WHAT YOU ARE ASKED TO DO:
Gather every line below where "Copiar" appears.

Dataset rows describing interfaces
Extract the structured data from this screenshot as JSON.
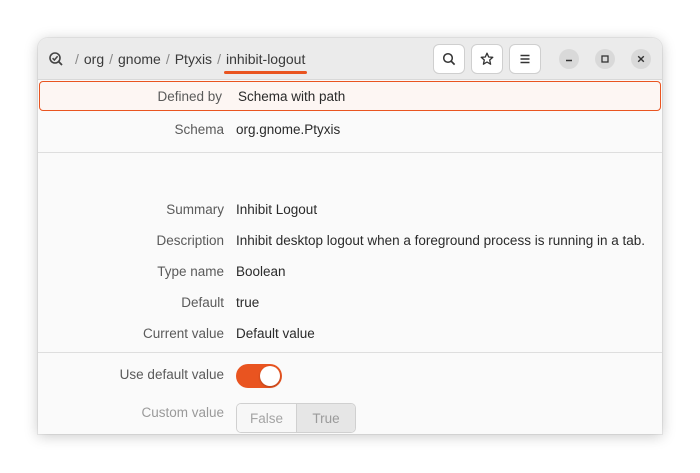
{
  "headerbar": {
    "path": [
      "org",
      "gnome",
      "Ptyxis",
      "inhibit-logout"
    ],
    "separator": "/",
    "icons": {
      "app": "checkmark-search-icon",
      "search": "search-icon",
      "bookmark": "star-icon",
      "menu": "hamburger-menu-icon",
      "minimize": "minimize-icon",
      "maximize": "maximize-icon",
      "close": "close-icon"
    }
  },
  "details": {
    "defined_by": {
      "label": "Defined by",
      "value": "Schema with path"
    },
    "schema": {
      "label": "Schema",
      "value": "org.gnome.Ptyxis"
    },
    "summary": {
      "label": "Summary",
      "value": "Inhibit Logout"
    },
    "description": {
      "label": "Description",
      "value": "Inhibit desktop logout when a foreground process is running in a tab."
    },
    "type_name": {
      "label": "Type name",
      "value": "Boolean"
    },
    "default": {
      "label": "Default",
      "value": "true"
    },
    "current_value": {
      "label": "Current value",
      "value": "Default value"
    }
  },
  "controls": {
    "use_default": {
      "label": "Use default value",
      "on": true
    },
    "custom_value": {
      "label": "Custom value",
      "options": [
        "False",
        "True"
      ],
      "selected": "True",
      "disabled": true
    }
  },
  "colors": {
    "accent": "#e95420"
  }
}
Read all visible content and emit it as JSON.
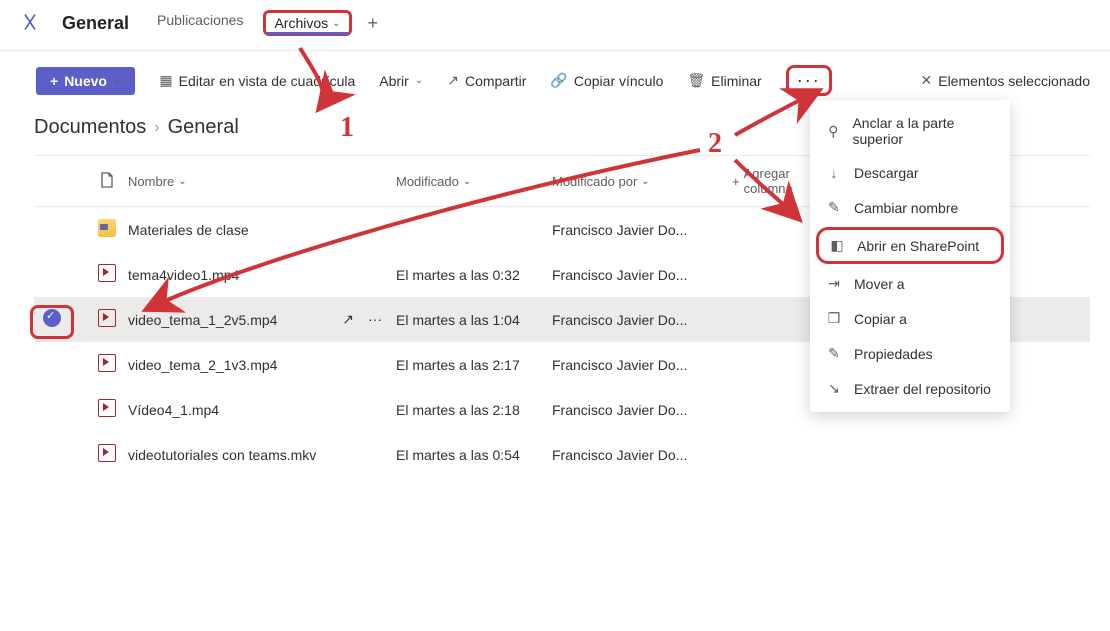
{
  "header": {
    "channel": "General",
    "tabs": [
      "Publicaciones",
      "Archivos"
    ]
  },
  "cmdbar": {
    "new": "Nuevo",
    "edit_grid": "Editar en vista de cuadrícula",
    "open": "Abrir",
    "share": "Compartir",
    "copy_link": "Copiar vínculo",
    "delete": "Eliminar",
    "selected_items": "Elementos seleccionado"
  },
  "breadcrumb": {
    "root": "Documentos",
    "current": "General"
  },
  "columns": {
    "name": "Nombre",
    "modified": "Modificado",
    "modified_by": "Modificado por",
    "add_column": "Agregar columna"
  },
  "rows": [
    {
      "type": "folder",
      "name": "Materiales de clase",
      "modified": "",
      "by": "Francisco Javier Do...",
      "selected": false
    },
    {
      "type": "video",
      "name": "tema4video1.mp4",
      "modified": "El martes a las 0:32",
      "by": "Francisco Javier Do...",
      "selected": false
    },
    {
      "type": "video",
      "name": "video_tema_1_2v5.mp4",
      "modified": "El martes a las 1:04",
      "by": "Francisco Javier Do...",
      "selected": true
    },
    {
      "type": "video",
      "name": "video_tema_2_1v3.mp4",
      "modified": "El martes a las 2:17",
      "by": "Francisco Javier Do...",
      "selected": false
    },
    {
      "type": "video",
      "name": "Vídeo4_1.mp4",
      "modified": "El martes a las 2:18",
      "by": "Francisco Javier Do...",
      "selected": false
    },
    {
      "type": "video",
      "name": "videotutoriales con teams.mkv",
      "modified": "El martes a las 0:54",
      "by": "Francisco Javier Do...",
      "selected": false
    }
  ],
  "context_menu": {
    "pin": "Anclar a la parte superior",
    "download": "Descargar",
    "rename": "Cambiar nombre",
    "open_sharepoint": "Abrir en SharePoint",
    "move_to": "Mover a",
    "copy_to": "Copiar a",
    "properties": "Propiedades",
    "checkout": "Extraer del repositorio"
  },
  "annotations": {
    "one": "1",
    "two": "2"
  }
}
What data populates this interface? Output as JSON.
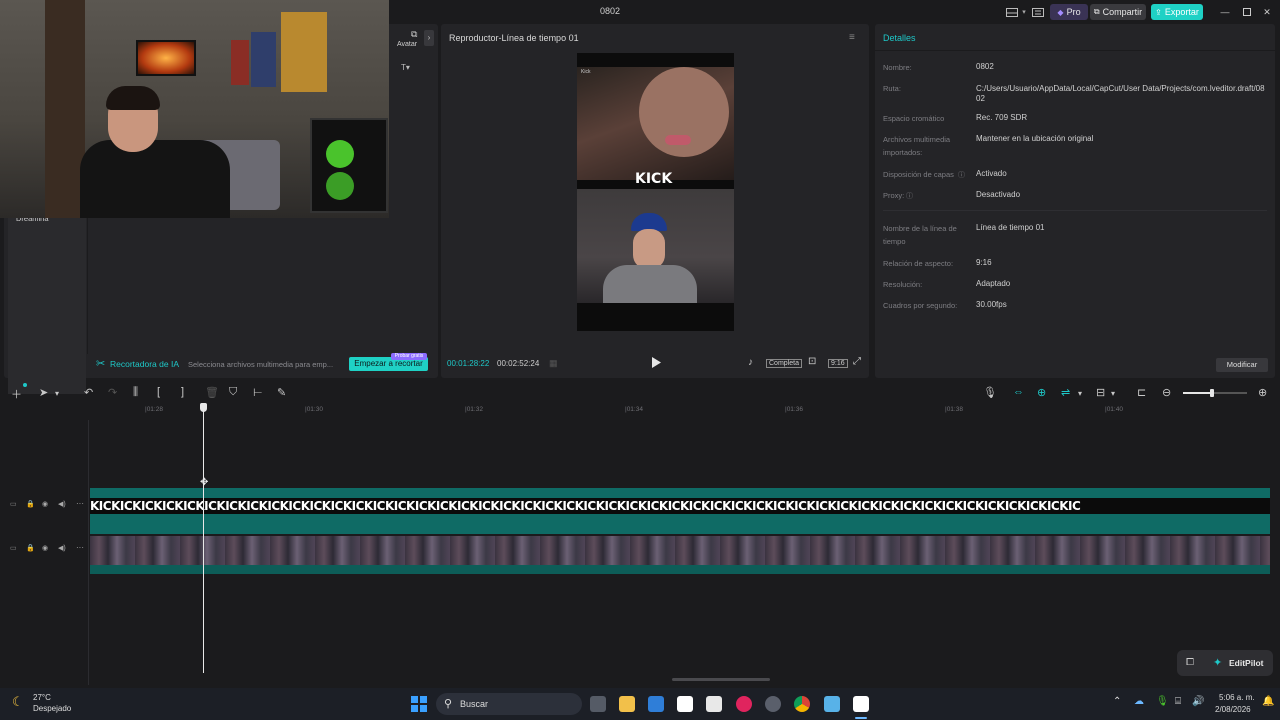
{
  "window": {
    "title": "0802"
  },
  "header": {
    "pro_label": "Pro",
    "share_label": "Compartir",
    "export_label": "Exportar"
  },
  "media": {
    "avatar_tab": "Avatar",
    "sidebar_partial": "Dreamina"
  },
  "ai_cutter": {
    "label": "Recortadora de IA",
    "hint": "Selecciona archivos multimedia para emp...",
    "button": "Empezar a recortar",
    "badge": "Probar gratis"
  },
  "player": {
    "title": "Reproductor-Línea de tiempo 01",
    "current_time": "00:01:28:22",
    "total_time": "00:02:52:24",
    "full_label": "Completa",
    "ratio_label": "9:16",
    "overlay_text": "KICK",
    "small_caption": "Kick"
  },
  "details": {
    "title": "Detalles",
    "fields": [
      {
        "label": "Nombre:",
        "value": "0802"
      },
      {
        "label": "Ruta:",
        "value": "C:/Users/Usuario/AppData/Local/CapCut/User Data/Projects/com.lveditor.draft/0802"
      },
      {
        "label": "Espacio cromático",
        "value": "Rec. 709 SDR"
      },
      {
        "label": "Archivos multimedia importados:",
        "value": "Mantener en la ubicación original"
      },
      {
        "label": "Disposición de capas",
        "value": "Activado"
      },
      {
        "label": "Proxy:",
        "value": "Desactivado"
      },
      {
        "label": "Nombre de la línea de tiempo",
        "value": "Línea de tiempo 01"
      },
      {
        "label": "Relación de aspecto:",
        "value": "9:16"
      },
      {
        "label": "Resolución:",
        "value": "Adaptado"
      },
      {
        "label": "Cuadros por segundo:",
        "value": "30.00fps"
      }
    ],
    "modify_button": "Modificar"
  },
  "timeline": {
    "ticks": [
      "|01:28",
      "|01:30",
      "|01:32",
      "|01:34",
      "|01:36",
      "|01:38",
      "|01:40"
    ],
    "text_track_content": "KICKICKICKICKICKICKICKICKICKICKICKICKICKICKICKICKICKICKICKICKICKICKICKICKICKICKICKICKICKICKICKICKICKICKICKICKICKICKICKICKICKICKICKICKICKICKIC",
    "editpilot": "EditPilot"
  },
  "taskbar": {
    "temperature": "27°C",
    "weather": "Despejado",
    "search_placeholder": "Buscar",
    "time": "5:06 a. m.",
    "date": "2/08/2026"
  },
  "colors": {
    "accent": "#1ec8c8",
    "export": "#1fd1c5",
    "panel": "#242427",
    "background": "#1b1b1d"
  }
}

ANSWER TO THIS PROBLEM:
    "copy_link": "Copiar vínculo",
    "copy_to": "Copiar a",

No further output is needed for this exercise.